# To do:
Only lines containing "title" belong in the answer, each copied from the entries below.

# Provided records:
========

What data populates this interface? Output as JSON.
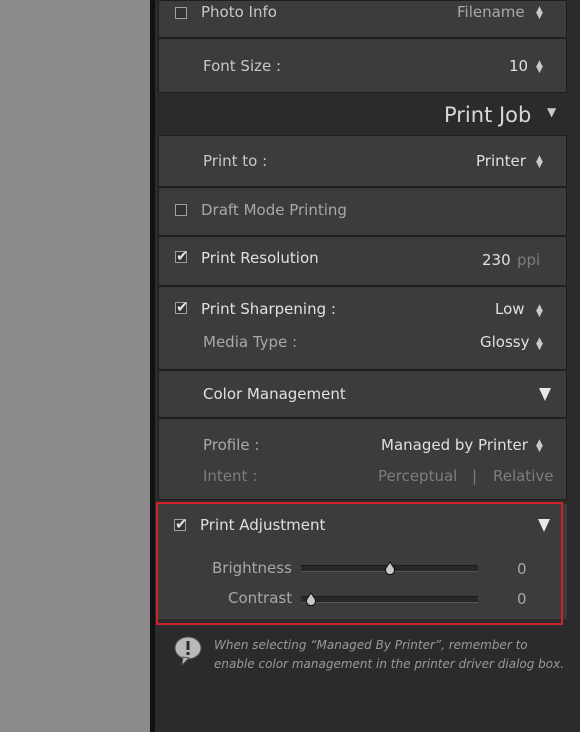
{
  "photo_info": {
    "label": "Photo Info",
    "value": "Filename"
  },
  "font_size": {
    "label": "Font Size :",
    "value": "10"
  },
  "print_job": {
    "title": "Print Job"
  },
  "print_to": {
    "label": "Print to :",
    "value": "Printer"
  },
  "draft_mode": {
    "label": "Draft Mode Printing"
  },
  "print_resolution": {
    "label": "Print Resolution",
    "value": "230",
    "unit": "ppi"
  },
  "print_sharpening": {
    "label": "Print Sharpening :",
    "value": "Low"
  },
  "media_type": {
    "label": "Media Type :",
    "value": "Glossy"
  },
  "color_management": {
    "title": "Color Management",
    "profile_label": "Profile :",
    "profile_value": "Managed by Printer",
    "intent_label": "Intent :",
    "intent_perceptual": "Perceptual",
    "intent_sep": "|",
    "intent_relative": "Relative"
  },
  "print_adjustment": {
    "label": "Print Adjustment",
    "brightness_label": "Brightness",
    "brightness_value": "0",
    "contrast_label": "Contrast",
    "contrast_value": "0"
  },
  "note": {
    "line1": "When selecting “Managed By Printer”, remember to",
    "line2": "enable color management in the printer driver dialog box."
  }
}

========

# Exercise output:
    "title": "Print Job"
    "title": "Color Management",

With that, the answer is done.